Task directions: Every line holding the string "name" should be copied from the listing.

Supplied data:
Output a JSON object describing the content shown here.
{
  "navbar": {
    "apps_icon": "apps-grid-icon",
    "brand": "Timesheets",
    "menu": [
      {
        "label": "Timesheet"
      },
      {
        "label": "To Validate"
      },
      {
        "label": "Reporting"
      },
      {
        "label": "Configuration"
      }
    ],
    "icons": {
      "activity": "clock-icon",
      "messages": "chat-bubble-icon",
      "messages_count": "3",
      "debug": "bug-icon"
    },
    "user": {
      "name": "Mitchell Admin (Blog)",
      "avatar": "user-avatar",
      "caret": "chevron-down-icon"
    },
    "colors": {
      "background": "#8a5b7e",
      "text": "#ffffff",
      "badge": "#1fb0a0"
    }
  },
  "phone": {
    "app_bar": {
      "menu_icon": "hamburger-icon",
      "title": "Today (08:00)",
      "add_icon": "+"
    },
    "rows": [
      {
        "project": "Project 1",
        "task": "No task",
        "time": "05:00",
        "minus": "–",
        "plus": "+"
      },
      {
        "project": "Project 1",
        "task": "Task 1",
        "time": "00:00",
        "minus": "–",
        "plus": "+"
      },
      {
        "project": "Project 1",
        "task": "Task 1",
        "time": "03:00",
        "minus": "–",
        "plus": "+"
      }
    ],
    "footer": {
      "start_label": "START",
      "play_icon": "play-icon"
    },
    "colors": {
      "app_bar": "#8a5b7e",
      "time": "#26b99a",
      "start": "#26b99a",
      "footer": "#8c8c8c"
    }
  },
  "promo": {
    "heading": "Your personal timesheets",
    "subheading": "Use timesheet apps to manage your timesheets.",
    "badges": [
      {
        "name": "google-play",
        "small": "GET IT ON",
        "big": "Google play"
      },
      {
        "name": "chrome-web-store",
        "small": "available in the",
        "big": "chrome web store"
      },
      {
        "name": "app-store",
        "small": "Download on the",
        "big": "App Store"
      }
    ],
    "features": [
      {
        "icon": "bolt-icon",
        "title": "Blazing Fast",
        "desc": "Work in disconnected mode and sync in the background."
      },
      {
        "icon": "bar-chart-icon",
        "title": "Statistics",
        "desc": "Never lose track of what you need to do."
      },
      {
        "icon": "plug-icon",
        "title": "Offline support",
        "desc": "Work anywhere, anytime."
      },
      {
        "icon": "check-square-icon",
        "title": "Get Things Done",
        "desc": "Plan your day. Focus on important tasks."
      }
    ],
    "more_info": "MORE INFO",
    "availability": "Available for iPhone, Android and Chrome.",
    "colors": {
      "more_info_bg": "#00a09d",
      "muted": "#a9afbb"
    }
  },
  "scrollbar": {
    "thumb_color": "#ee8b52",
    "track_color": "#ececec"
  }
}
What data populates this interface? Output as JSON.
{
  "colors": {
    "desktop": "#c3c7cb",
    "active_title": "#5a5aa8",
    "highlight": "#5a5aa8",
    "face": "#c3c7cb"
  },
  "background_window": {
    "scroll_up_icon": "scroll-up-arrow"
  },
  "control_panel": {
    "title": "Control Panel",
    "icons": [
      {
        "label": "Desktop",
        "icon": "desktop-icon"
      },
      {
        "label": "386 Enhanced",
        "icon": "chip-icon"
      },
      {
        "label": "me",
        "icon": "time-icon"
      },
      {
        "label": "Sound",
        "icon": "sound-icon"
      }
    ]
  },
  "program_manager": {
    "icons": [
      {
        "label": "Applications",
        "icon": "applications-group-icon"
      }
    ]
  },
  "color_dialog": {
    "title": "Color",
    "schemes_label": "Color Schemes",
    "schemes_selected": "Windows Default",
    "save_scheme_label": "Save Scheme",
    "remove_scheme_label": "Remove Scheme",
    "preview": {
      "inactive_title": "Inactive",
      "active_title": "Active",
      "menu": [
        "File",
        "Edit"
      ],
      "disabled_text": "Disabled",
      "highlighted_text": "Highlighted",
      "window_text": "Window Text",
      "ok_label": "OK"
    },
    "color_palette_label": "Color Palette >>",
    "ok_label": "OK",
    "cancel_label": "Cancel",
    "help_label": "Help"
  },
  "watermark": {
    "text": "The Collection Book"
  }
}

Response below:
      "name": "Mitchell Admin (Blog)",
        "name": "google-play",
        "name": "chrome-web-store",
        "name": "app-store",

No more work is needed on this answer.